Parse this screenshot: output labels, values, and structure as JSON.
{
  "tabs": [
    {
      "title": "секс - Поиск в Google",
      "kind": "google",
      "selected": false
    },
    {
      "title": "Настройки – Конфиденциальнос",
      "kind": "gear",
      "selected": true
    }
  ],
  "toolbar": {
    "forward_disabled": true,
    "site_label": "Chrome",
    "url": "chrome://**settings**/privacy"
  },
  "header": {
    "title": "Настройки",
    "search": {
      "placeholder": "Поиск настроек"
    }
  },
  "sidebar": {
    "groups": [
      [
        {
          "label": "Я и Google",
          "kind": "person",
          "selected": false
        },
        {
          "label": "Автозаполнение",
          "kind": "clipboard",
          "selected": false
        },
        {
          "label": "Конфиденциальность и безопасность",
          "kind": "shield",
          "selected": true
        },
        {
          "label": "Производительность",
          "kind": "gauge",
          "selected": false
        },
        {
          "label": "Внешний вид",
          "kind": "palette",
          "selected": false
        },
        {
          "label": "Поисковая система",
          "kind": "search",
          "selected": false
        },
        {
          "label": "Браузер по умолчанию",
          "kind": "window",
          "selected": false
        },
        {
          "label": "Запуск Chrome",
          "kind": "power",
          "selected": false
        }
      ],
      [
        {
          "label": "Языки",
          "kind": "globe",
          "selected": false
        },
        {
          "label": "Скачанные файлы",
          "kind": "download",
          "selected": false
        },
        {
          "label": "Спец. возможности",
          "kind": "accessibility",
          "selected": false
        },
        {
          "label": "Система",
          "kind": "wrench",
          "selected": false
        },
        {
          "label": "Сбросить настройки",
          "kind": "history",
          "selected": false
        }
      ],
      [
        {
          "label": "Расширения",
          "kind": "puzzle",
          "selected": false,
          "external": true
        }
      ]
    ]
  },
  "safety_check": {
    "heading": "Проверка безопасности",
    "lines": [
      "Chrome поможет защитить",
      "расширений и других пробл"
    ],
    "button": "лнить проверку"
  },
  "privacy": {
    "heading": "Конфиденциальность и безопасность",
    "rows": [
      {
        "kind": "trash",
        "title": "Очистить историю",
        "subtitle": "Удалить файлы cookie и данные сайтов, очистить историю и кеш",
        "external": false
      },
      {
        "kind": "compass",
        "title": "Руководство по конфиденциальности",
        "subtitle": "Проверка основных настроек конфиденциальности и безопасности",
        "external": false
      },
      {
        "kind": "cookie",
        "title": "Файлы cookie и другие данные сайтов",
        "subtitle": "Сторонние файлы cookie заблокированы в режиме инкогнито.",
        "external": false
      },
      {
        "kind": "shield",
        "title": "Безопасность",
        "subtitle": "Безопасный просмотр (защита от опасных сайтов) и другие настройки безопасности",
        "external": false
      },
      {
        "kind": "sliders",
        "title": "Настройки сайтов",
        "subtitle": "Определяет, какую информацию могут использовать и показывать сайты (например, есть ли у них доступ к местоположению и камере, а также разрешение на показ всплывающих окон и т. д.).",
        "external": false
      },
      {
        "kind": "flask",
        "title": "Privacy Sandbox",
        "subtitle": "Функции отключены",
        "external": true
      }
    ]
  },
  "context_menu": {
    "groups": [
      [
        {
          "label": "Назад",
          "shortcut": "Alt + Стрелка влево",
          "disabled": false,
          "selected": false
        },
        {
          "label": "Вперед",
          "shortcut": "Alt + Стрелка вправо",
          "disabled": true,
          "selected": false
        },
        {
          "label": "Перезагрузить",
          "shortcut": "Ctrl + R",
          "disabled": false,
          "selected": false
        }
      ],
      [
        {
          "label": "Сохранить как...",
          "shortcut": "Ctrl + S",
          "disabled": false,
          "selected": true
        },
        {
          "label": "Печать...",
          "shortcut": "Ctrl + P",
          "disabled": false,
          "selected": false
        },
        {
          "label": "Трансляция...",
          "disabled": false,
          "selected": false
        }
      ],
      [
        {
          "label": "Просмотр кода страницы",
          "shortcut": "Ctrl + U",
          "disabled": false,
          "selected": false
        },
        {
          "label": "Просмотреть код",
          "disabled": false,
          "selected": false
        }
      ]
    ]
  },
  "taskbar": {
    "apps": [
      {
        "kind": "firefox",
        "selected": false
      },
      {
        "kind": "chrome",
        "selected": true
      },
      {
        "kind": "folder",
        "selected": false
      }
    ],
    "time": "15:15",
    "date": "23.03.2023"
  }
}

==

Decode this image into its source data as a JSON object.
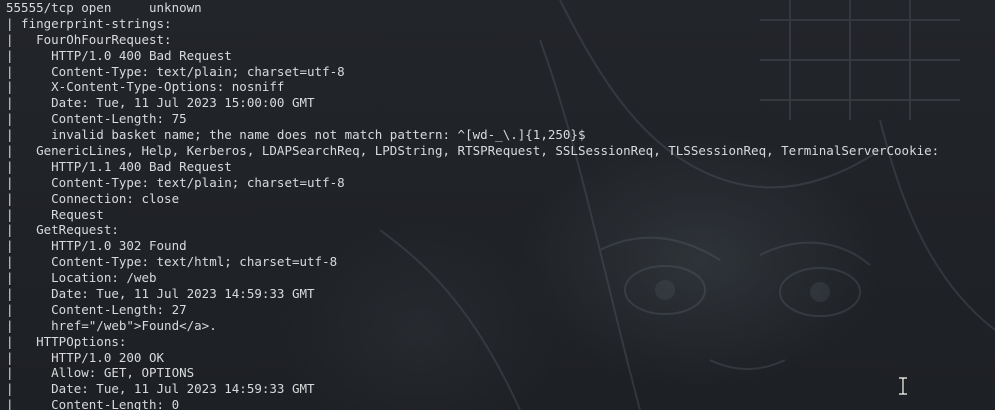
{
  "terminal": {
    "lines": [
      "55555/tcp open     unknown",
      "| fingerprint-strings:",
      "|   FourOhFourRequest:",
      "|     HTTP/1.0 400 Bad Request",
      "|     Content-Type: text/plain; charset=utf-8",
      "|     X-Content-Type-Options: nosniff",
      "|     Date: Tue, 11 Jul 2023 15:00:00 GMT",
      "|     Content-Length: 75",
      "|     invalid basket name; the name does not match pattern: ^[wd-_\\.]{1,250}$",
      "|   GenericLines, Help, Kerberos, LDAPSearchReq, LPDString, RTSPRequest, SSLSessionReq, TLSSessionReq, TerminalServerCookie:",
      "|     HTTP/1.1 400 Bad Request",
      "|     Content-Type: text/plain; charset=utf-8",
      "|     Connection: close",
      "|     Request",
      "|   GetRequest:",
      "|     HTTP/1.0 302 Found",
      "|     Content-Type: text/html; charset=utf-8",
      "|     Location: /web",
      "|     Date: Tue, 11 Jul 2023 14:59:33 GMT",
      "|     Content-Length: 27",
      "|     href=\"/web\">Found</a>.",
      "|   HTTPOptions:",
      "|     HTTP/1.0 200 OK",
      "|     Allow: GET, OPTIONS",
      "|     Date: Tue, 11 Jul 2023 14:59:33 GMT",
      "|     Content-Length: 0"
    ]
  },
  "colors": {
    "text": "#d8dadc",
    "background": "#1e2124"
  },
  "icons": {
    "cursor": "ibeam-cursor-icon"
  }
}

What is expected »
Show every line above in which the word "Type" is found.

Answer below »
      "|     Content-Type: text/plain; charset=utf-8",
      "|     X-Content-Type-Options: nosniff",
      "|     Content-Type: text/plain; charset=utf-8",
      "|     Content-Type: text/html; charset=utf-8",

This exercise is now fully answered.